  • Carbs. Ok, wait for it. You know full well that when feeling down, carbohydrates can be the first thing we reach for. Why? Well because carbs temporarily increase serotonin levels. Sugar fires up the brain just like a drug. But, what happens when the ‘fake happy’ wears off? Usually an even worse state sets in. So, it’s really important to choose those carbs wisely, because if done right, they can do wonders. We say veggie it up! Eat those bad boys like it’s your job. Think broccoli, asparagus, kale, chard, winter squash and sweet potatoes (whole grains and legumes are fantastic carbohydrate sources as well)! Brown, black, and red rice,  quinoa, amaranth, buckwheat, and teff are delicious gluten-free grains. Then comes our fiber-rich, phytonutrient-rich legumes. And finally get yourself some dark berries: blueberries, cherries, blackberries, and raspberries are filled with phytonutrients. The richer the color, the more “medicine” you'll get! 

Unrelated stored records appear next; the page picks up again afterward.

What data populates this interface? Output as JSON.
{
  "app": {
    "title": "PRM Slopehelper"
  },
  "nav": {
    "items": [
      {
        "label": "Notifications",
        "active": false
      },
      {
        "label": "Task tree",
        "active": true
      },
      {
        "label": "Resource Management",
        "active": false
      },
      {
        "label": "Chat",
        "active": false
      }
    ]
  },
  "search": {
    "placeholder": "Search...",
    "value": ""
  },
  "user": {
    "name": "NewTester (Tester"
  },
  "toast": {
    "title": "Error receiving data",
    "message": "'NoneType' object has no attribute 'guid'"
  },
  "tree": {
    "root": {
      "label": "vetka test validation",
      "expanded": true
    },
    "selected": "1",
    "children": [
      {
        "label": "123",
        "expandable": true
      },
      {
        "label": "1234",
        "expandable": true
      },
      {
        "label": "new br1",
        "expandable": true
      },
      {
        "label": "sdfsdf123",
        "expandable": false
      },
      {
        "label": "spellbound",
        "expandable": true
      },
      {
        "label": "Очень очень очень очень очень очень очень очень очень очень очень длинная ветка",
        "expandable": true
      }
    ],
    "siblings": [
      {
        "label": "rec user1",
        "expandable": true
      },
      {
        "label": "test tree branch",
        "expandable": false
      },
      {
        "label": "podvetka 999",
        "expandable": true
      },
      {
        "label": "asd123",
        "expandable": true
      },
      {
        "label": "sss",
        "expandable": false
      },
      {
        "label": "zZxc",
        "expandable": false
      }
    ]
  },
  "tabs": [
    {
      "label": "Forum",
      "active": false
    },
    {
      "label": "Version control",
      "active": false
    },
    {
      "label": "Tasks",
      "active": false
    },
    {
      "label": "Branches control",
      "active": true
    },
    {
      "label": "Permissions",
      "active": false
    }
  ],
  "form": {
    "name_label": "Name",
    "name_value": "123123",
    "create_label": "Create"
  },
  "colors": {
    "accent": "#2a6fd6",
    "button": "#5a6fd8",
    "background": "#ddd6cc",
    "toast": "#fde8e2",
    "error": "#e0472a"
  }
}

As you search for recipes or scope out menu offerings in the coming month(s), keep your eyes peeled for ingredients that boost your mood and fuel your body - so you can tell old man winter who really is boss.


Here’s one of our favorite, super simple recipes that include vitamin D, omega 3s and and a good dose of healthy carbs! 


INGREDIENTS (2 Servings)
2 Japanese sweet potatoes (or any sweet potato)
2 - ½ pound pieces of wild salmon
Juice and zest of 1 lemon
1 teaspoon ground turmeric
Sea salt and freshly ground black pepper to taste
Drizzle of olive oil

  1. Preheat oven to 400 F. Pierce sweet potatoes several times with a fork or paring knife. Place in the oven directly on the rack (over aluminum foil in the bottom of oven to catch any drippings). Roast for approximately 25 - 35 minutes. Time will depend on the size  - you want the skin crispy, the flesh soft and juices to be oozing out of the pierce marks.

2. While the potatoes are cooking, mix the lemon zest and juice, ground turmeric, sea salt and pepper. Season salmon on both sides with the mix.

3. Remove potatoes when done and crank heat to 425.

4. Place salmon in a baking dish drizzled with olive oil. Bake the salmon uncovered - timing will be dependent on the thickness of your salmon. 4-6 minutes per half-inch thickness of salmon, as determined by the thickest part of the salmon fillet. When the salmon flakes easily with a fork, it’s ready.

5. Serve the salmon with the sweet potato drizzled with additional lemon juice, olive oil and sea salt. Enjoy! 

p.s. Our antioxidant smoothie is filled with mood boosting ingredients and constantly on our rotation (in every season).